A generation-skipping transfer tax (GST) is imposed on the transfer in the case of a transfer of money or property, whether by inheritance or gift, to someone who is two or more generations below the grantor. The “skip person” is the person who receives an inheritance or gift on behalf of another. In most cases, a skip person is a grandchild, although it may be anybody who is at least 3712 years younger than the grantor in age.
The GSTT is levied on all gifts and inheritances that a deceased person receives, regardless of their source. Consequently, taxes are collected at each generational level. A lifetime exemption of $11.7 million for 2021 ($12.06 million for 2022) is provided by the GSTT, which is the same as the federal estate and gift taxes. 1025
To notify skip persons of taxable distributions from a generation-skipping trust, trustees must use Form 706-GS (D-1), Notification of Distribution from a Generation-Skipping Trust. It should be noted that trustees must also furnish the skip person with the information necessary for him or her to calculate the amount of tax payable on the distribution.
Where Should Form 706 Be Sent?
It is necessary to complete 706 Form on paper to report an estate or GSTT within nine months after the decedent’s death in order to avoid penalties.
You may ask for an automatic six-month extension of time to submit 706 Form and pay U.S. estate (and generation-skipping transfer) taxes using Form 4768, Application for Extension of Time to File a Return and/or Pay United States Estate (and Generation-Skipping Transfer) Taxes.
Fill out and submit 706 Form to the following address:
- Internal Revenue Service, Department of the Treasury, Kansas City, Missouri 64999
When utilizing a private delivery service (such as DHL Express, FedEx Express, or UPS), mail 706 Form to the following address:
- IRS Submission Processing Center, 333 West Pershing Road, Kansas City, Missouri 64108
Use the following address (even if you are utilizing a private delivery service) if you are submitting an updated 706 Form.

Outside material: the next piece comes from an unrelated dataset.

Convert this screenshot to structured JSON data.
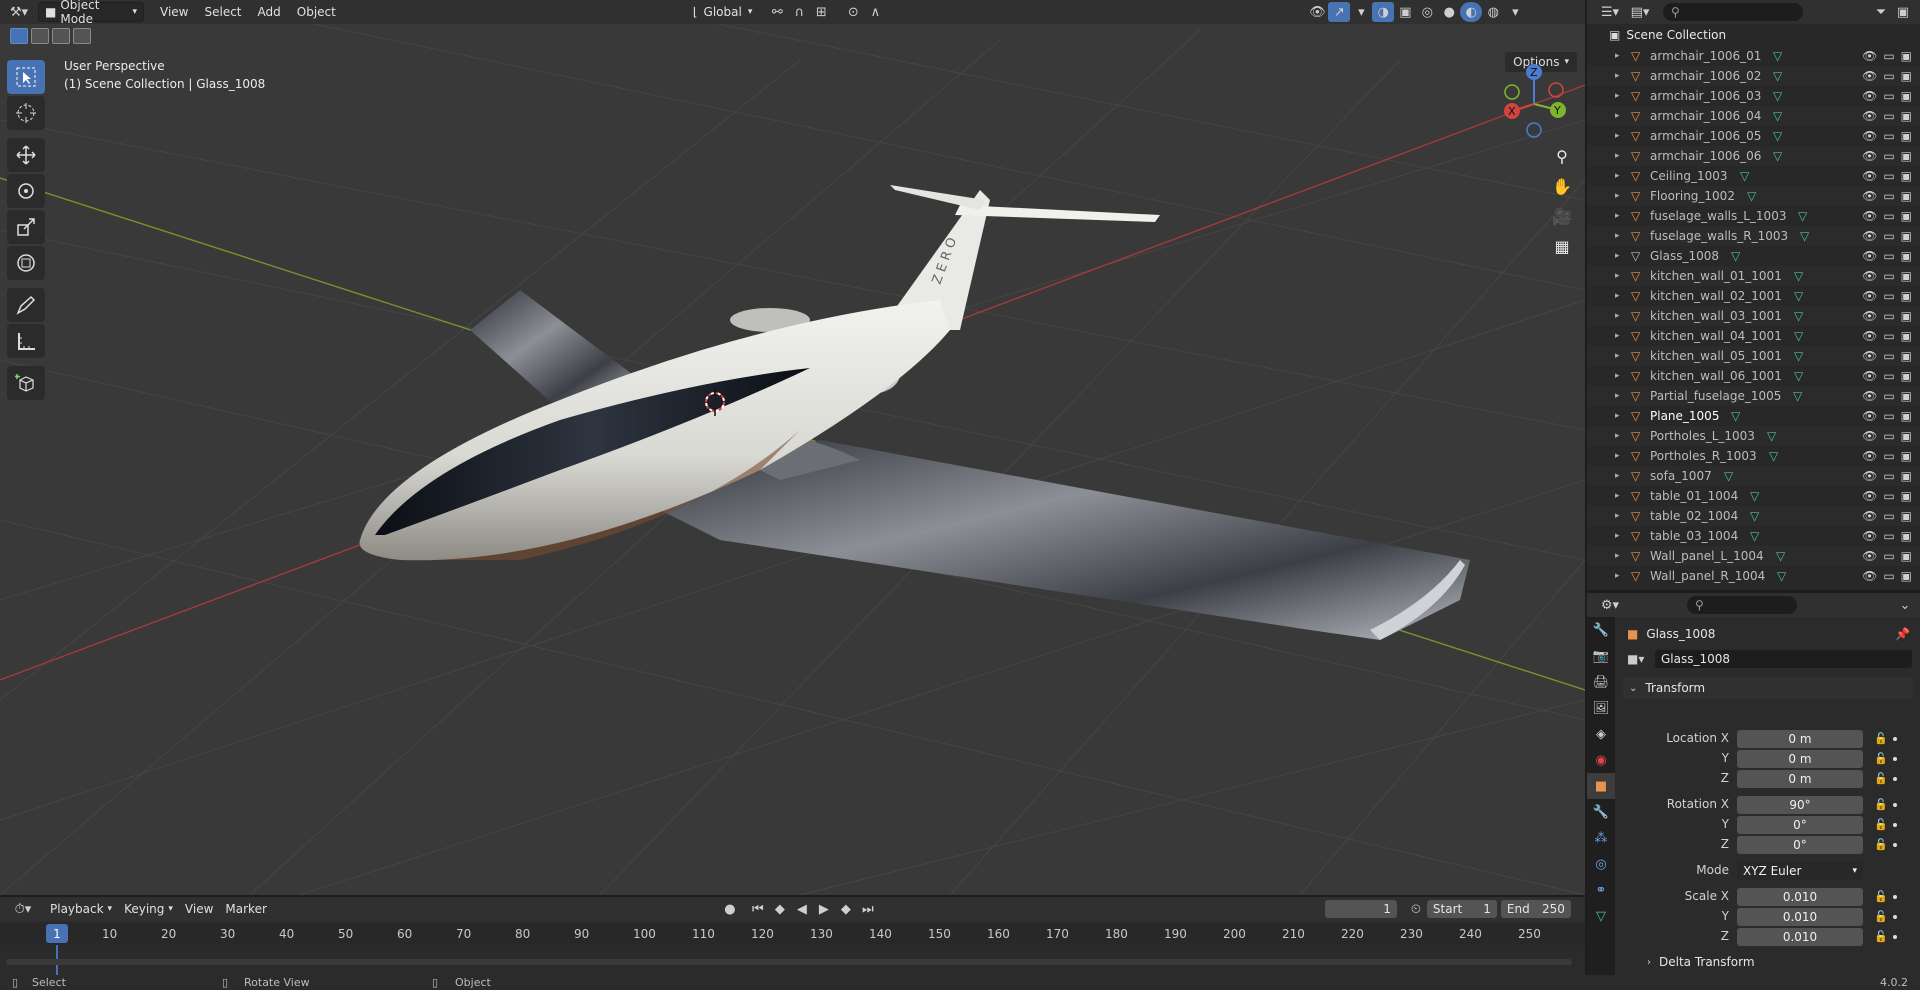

- U.S. Department of the Treasury, Attn: E & G, Stop 824G, 7940 Kentucky Drive, Florence, KY 41042-291513.
The estate tax and the GSTT are both payable nine months after the decedent’s death, unless an extension is granted. Fill out 706 Form and make checks payable to “United States Treasury.” Make sure to include the decedent’s name, Social Security number, and the words “706 Form” in the memo line of the check. If you choose, you may pay your federal taxes online using the Electronic Federal Tax Payments System (EFTPS).